[Work order]: What lines of the data include the string "name"? Copy them all.

Source data:
· · ·

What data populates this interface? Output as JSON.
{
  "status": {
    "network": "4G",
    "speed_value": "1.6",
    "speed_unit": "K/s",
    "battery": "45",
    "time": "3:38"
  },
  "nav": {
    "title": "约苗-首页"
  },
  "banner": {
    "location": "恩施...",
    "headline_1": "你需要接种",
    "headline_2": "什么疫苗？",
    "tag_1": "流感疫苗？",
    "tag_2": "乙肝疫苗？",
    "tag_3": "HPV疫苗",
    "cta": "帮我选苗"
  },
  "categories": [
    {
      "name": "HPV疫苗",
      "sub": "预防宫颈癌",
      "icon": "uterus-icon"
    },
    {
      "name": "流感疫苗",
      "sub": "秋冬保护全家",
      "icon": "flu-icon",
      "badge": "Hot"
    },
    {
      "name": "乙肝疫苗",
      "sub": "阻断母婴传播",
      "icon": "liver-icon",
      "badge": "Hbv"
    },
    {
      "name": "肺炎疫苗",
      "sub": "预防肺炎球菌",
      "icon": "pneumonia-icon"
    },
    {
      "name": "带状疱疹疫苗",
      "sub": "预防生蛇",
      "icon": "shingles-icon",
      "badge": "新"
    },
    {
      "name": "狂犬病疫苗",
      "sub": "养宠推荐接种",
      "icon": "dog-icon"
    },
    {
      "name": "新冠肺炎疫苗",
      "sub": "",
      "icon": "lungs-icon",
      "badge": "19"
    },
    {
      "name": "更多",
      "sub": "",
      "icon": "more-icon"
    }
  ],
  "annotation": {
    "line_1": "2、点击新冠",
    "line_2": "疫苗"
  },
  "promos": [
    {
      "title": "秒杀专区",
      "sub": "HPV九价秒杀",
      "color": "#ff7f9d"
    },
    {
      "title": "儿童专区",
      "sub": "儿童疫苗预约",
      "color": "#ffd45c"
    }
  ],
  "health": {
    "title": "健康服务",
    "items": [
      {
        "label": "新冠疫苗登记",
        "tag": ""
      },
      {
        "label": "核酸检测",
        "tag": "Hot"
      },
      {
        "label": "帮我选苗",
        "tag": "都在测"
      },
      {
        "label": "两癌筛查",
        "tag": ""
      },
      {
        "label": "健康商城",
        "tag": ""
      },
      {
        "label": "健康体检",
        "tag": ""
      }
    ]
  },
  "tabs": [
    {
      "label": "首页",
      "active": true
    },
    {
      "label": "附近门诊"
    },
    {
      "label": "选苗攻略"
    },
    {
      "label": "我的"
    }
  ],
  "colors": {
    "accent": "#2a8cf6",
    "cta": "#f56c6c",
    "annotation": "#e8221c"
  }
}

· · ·

[Answer box]:
      "name": "HPV疫苗",
      "name": "流感疫苗",
      "name": "乙肝疫苗",
      "name": "肺炎疫苗",
      "name": "带状疱疹疫苗",
      "name": "狂犬病疫苗",
      "name": "新冠肺炎疫苗",
      "name": "更多",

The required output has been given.